Going Up in a Hot Air Balloon in Snowmass and seeing the peaks and valleys of the landscape confirmed that there is absolutely no place like home.
As the tips of the leaves turn from a deep and luscious green to a bright yellow that in the sun’s light set the trees aflame in golds and reds, we throw ourselves into fall in Colorado with a fervor, knowing that all too soon there will be no more dirt single tracks to play on, that bodies will no longer be exposed to the warm Colorado sun but instead wrapped in layers, and that getting ready to play will entail more planning and equipment gathering.
This is the time where every second is lived outdoors as much as possible and real life tends to get cast aside – work can wait. Living up here in the mountains we have no choice, the mountains beckon.
Hot Air Ballooning in Snowmass
So…what have we been doing? Everything that our partners over at the Golden Key Concierge Guide have suggested, beginning with launching up in a hot air balloon at the Snowmass 41st Balloon Festival.

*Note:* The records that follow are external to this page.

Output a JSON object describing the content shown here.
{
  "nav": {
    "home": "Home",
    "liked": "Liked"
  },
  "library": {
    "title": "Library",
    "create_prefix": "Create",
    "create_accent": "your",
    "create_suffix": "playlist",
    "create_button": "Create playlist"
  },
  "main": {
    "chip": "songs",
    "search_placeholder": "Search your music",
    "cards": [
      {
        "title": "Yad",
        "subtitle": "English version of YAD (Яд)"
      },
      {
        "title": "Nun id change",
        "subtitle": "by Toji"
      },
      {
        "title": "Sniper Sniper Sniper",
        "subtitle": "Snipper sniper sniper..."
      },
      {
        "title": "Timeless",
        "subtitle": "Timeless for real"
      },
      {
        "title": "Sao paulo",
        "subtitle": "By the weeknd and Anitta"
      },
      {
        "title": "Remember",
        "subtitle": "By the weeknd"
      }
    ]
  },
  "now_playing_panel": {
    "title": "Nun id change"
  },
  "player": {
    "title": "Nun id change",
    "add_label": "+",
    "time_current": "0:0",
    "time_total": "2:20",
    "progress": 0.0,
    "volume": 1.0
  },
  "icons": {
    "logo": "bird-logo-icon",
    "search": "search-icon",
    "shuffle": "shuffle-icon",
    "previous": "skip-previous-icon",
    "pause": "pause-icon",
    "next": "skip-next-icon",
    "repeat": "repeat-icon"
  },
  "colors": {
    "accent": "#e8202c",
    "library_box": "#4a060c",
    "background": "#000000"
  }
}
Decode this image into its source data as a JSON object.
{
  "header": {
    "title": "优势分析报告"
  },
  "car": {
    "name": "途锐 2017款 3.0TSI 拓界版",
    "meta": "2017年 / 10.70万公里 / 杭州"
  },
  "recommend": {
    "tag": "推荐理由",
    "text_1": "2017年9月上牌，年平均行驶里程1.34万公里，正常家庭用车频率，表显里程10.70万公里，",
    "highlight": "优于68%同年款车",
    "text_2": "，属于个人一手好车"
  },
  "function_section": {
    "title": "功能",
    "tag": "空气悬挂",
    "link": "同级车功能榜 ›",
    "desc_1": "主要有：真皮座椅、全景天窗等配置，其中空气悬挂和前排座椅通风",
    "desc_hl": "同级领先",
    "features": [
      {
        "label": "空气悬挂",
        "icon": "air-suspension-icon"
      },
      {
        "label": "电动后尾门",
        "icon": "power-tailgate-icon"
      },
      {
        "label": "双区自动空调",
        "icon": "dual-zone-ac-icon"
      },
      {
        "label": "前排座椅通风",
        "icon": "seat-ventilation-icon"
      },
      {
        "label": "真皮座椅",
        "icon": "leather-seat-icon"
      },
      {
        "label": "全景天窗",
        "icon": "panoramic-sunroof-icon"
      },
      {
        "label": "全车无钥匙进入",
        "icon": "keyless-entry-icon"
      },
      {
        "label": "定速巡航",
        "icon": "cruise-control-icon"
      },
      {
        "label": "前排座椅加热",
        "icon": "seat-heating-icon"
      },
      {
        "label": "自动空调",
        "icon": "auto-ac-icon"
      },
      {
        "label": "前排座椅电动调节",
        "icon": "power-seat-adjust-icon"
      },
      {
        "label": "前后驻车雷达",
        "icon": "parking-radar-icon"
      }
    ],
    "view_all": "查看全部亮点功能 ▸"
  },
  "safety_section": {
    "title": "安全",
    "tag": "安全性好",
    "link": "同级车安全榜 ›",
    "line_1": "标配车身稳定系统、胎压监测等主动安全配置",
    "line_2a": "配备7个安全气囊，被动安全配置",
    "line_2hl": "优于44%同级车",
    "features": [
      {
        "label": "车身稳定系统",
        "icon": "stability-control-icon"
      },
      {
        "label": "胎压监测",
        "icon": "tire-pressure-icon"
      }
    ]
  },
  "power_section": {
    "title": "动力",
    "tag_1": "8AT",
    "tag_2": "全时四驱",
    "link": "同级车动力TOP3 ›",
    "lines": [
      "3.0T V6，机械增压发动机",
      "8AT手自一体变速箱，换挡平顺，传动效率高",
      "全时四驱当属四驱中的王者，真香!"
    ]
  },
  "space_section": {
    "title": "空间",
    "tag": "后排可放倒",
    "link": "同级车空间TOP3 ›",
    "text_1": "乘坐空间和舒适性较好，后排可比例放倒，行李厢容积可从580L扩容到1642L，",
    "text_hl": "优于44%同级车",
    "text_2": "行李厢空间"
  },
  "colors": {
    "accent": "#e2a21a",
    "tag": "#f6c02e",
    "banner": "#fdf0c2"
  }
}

With Baddy’s cousin, Colleen Johnson, as the Official Balloonmeister, this year we finally coerced at least one of our boys to arise at 5am and head out into the cool and dark autumnal morning for a new experience in sky travel.
Gathering together in The Snowmass Golf Course Clubhouse we drank coffee and had a breakfast of fruit and muffins as Colleen gave the morning report speaking in balloon code about weather conditions and mishaps that occurred in the race the day before…including who got disqualified for rule disruptors such as; taking off before sunrise or floating a bit too high (balloonists are not allowed to go over 17,999 so as not to get in the flight path of planes). “If you find yourself heading towards Independence Pass….land,” she advised.
We enjoyed being witness to the rogue and the wiry with mischievous questions being asked like, “Are we allowed to splash and dash?” and playful responses like, “It’s better to ask for forgiveness rather than permission.”
Ballooning and Champagne
What was clear to see is that these balloonists like the sense of the unknown that the wind brings, and are proud of the history that brought forth the culture of ballooning with champagne blessings at the end.
The Balloonist Prayer
The winds have welcome you with softness
The sun has blessed you with it’s warm rays
You have flown so high and so well
That God has joined you in laughter
And set you gently back again
Into the loving arms of Mother Earth
It was a pretty wonderful and peaceful feeling floating up in the air in a tiny basket with my Tuck Tuck and the pilot Rich Lawhorn, and nothing more than a large “Humpty Dumpty” balloon, a little bit of wind, and about 30 gallons of fuel to keep us afloat. And what was absolutely as clear as this cloudless, windless day, was that indeed there is absolutely no place like home, and no better place to see the peaks and valleys of our home than from a tiny basket up high in a balloon.